I should begin with a quick disclaimer for Paul over at Shadow & Substance – no monsters were harmed during the research for this post. In addition to being a favorite Twilight Zone episode, and the highway exit that I take to get to my day-job, Maple Street, a different Maple Street was the road that I took to get to my cabinet shop in 1985.
My daughter and I visited this area last week, on the way home from our hike, to take some photos. We had visited this area before, when she was in art school, and she used to visit when she was still riding in a car seat. She was interested in photos of a different building, a building that there isn’t time to talk about today, but one which I will visit in an upcoming doors post. In fact, there are three buildings in this area that will be explored for Thursday Doors; but, in order to keep the word and photo count within reason, I will present them one at a time.
In case you don’t know what Thursday Doors is, it’s an effort by Norm Frampton to enable door
addicts aficionados to express themselves in a socially acceptable manner. You can read more about it at Norm’s place, where you can add your doors and view the doors of many others.
Back to Maple Street. 49 Maple Street to be precise. The location of a wonderful building that is in need of some love, or a few tenants, or an owner with a plan. The building was part of a once thriving textile mill complex that tapped the power of Scantic River to turn cotton and wool into fabrics and finished goods. This particular building fulfilled a dual purpose. It served as a pump house for the mill complex and as a picker house where raw cotton was prepared for spinning into yarn.
If you want to conduct a challenging search, try to find information about a cotton “picker house” without finding results for “cotton picker’s housing” … I digress.

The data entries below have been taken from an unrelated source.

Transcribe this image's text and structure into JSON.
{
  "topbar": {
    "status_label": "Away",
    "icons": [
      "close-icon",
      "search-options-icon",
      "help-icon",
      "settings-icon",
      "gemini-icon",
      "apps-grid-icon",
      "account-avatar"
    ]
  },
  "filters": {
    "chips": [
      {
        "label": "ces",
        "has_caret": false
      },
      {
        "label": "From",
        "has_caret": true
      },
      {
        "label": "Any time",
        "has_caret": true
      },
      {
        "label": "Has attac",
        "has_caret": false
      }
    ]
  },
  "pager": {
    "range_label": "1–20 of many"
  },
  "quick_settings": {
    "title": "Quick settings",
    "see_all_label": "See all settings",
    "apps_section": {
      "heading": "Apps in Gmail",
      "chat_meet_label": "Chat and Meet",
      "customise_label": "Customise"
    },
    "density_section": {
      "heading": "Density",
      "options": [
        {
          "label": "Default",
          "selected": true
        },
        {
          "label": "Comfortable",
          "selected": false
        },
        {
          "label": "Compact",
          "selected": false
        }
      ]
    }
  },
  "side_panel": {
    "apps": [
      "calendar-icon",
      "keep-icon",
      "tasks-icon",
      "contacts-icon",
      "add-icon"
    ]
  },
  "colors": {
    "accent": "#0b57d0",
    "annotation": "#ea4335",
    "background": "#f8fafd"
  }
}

As near as I can tell, the preparation required cleaning and mixing the cotton and then getting the fibers aligned. The Code of Federal Regulations includes guidelines and regulations for a host of evil sounding machines, including: slashers, slicers, carders, tappers, mangles, cutters and mules, which are used in this process. An additional problem I encountered while researching this topic is that the source material appears to have been scanned and turned into text via a less-than-perfect process. For example:
“The ribbon tapper is a good place hard thing to keep regulated. It is to produce uneven yarn. If you easy to regulate but is h;ird fo keep don’t watch the help closely they the’ frame tenders to let it alone will raise the stop motion and allow after it has been regulated.”
Your guess is as good as mine.
One bit of useful information I did glean from the gibberish, is the reason the picker house was a separate building. The amount of dust and cotton fibers that this process put into the air caused a significant fire hazard. In the days before adequate fire prevention and suppression systems, and when fire department apparatus was horse-drawn, isolation was used to control the spread of fire and damage from explosion.
49 Maple Street sits adjacent to the Somersville pond and the waterfall that channeled water into the mill across the street. Since I had to pick one building with which to associate the waterfall photos, I chose this one. Then again, I love waterfalls, so you may see more of these in the coming weeks. This particular building has a lot of doors, I’ve tried to describe them in the captions to the photos in the gallery.
Rod Serling would often end a Twilight Zone episode with a description of the upcoming episode. If he were here today, he might say: “Next week, we explore a neighboring building with an interesting history and a surprising ending. I hope you can join us.”